**WHAT THE EXERCISE ASKS**
Go through the entries below and pick out every line with "Senior".
- Opening Delimiter -
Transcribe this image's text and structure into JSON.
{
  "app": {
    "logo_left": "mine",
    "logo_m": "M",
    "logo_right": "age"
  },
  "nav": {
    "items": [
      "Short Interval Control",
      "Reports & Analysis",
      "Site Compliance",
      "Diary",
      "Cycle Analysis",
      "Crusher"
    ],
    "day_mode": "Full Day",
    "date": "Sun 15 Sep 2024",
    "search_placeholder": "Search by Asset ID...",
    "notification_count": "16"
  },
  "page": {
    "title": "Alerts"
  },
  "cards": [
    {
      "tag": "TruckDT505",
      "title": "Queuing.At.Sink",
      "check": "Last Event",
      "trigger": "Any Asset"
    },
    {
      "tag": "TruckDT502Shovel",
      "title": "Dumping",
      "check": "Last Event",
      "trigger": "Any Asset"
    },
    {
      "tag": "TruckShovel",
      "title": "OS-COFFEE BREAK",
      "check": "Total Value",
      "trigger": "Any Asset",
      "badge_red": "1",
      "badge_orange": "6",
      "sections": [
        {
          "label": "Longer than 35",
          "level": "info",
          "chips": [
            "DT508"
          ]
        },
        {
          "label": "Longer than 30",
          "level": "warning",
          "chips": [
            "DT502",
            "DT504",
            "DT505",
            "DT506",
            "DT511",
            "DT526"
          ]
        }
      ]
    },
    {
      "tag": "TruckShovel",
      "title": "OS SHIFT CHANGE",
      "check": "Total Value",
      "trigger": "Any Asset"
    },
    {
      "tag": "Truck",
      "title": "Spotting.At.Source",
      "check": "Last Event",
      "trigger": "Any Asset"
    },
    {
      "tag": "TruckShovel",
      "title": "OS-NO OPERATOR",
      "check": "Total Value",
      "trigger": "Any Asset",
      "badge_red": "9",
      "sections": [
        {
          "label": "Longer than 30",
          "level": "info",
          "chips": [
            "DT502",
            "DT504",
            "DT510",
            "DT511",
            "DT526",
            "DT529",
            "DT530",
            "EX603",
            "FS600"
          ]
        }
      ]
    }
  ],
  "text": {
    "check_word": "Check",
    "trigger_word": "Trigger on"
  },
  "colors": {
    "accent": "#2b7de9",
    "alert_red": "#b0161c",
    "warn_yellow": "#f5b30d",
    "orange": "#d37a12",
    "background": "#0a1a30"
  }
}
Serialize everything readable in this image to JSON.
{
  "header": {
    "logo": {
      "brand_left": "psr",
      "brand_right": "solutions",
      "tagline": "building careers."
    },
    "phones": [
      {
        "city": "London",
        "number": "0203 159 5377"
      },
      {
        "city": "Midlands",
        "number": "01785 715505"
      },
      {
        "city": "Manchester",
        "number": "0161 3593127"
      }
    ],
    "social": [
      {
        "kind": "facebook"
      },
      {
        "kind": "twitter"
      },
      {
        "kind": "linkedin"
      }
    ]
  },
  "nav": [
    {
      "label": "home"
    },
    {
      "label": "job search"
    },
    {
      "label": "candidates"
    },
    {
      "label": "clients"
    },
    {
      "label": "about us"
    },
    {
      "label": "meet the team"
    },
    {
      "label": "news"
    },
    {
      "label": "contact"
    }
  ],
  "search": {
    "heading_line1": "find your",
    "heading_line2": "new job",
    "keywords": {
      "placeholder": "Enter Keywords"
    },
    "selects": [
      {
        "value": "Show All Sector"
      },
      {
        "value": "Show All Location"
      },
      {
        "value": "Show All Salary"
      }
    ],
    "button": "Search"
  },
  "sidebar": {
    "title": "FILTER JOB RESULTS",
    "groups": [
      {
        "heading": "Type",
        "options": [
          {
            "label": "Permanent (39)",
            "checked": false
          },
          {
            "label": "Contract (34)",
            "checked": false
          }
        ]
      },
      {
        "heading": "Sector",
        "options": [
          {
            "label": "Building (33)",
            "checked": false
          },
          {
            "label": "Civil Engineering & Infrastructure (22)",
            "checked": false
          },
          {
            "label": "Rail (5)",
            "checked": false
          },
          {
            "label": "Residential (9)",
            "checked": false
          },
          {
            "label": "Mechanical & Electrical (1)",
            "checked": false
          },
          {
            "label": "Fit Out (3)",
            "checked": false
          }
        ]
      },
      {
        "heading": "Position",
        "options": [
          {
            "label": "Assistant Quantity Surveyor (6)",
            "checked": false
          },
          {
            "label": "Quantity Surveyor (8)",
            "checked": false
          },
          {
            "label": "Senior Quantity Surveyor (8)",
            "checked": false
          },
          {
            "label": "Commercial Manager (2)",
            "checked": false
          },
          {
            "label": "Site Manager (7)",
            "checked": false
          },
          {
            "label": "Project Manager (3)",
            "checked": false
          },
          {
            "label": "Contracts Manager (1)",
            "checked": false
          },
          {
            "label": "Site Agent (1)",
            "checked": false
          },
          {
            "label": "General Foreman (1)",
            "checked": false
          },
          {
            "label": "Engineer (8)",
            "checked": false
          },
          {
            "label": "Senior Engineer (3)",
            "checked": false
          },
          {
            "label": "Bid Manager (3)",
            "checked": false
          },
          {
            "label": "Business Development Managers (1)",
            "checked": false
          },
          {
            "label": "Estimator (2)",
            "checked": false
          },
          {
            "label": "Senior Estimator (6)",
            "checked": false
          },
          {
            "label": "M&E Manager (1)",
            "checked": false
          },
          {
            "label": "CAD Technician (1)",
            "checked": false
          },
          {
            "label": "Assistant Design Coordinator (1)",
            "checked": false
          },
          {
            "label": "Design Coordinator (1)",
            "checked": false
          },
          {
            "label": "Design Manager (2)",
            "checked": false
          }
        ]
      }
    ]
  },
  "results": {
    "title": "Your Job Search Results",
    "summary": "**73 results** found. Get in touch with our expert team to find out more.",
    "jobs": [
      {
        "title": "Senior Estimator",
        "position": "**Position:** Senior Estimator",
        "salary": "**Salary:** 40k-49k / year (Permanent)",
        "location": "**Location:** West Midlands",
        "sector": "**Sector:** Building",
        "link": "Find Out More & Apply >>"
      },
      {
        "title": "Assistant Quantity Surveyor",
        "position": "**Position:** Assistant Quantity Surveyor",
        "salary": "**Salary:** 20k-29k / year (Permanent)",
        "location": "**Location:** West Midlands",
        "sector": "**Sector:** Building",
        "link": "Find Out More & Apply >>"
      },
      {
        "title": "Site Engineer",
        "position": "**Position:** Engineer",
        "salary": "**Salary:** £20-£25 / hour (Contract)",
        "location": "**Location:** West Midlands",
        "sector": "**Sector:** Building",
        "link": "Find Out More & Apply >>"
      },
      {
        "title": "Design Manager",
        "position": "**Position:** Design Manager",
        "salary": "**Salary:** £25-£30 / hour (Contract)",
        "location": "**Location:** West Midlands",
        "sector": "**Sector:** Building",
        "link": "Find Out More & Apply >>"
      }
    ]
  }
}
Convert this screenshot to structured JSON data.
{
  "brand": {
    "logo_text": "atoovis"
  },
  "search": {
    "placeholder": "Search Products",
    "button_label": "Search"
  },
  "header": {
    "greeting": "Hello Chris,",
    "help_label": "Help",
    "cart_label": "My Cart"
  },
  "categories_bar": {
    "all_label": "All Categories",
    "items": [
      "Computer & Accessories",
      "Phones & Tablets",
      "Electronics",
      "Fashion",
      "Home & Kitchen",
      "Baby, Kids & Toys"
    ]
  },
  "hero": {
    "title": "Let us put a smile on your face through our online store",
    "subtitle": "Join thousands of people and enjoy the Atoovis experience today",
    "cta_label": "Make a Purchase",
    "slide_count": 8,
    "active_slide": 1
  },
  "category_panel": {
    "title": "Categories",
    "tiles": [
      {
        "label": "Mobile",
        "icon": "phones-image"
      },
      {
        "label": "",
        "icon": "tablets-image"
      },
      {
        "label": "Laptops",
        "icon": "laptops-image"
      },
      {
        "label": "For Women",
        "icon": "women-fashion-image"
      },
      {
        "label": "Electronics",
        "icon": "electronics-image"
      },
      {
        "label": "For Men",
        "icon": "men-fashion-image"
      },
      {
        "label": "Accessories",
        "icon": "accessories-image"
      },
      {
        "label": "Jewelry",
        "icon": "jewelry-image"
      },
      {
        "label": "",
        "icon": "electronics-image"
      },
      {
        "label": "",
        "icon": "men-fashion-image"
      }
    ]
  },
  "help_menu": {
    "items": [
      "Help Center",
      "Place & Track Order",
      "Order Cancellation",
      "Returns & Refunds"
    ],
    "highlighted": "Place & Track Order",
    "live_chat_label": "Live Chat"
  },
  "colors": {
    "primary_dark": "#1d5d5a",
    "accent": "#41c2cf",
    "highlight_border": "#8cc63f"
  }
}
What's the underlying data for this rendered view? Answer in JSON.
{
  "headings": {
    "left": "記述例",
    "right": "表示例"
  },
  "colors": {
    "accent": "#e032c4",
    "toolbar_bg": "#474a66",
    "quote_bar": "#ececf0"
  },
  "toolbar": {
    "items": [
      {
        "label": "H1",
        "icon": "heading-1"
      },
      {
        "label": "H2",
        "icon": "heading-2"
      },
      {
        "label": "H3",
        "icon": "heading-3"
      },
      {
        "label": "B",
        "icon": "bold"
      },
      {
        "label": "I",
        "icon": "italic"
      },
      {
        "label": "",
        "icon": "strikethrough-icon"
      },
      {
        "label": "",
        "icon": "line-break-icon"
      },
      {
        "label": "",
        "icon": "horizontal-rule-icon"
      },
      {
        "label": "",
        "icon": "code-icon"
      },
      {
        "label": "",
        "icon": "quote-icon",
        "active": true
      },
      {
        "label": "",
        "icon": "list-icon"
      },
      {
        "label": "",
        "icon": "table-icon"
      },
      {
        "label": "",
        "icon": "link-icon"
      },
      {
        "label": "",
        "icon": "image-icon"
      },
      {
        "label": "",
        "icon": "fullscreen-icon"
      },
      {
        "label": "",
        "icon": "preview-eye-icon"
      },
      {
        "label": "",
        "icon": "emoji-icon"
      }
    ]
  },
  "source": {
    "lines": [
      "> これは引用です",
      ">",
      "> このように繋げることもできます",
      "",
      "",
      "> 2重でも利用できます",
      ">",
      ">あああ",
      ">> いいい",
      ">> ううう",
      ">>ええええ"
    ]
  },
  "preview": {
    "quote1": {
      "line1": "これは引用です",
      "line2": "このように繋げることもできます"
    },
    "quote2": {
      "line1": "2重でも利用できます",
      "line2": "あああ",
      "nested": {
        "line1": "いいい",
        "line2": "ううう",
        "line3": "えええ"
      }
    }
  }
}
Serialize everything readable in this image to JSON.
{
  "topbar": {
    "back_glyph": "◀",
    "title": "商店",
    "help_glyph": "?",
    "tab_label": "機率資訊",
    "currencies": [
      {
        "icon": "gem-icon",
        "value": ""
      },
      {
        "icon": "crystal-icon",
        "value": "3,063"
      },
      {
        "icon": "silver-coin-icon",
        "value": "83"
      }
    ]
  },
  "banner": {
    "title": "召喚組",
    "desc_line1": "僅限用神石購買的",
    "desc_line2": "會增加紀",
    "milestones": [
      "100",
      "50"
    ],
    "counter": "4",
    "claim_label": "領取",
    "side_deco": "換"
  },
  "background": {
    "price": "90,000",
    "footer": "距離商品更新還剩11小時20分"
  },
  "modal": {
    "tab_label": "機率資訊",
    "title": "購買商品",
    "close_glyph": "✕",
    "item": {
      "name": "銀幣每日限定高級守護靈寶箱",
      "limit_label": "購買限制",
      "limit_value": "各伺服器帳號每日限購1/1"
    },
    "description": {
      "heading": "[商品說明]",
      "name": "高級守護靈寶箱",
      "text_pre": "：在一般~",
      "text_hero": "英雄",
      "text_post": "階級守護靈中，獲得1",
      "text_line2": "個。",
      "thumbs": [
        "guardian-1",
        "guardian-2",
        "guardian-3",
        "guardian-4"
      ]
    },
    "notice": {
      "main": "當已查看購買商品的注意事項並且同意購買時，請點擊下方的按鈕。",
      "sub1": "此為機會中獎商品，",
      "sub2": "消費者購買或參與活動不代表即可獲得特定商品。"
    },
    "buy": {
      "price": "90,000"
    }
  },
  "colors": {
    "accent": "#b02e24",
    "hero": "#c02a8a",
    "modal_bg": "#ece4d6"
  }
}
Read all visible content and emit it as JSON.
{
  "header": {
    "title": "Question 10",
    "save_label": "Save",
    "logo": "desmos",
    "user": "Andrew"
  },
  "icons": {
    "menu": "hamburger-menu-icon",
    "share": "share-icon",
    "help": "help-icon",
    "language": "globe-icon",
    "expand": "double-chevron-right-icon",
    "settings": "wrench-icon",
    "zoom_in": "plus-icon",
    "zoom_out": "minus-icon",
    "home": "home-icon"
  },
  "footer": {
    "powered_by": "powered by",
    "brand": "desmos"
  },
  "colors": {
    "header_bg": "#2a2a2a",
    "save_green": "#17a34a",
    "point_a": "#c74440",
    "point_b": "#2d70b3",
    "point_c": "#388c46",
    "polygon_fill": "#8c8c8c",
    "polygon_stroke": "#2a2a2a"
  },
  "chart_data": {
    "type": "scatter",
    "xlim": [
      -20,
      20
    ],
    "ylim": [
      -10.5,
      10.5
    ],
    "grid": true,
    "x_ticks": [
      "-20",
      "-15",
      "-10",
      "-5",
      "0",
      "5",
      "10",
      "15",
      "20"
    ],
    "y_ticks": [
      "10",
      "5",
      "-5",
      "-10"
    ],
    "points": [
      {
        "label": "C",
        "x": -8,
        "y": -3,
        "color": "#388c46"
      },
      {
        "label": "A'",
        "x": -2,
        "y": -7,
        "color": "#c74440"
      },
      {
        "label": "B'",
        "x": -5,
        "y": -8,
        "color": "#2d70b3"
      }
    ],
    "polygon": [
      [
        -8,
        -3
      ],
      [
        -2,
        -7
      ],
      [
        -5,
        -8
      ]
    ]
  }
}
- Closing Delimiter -
**EXPECTED ANSWER**
            "label": "Senior Quantity Surveyor (8)",
            "label": "Senior Engineer (3)",
            "label": "Senior Estimator (6)",
        "title": "Senior Estimator",
        "position": "**Position:** Senior Estimator",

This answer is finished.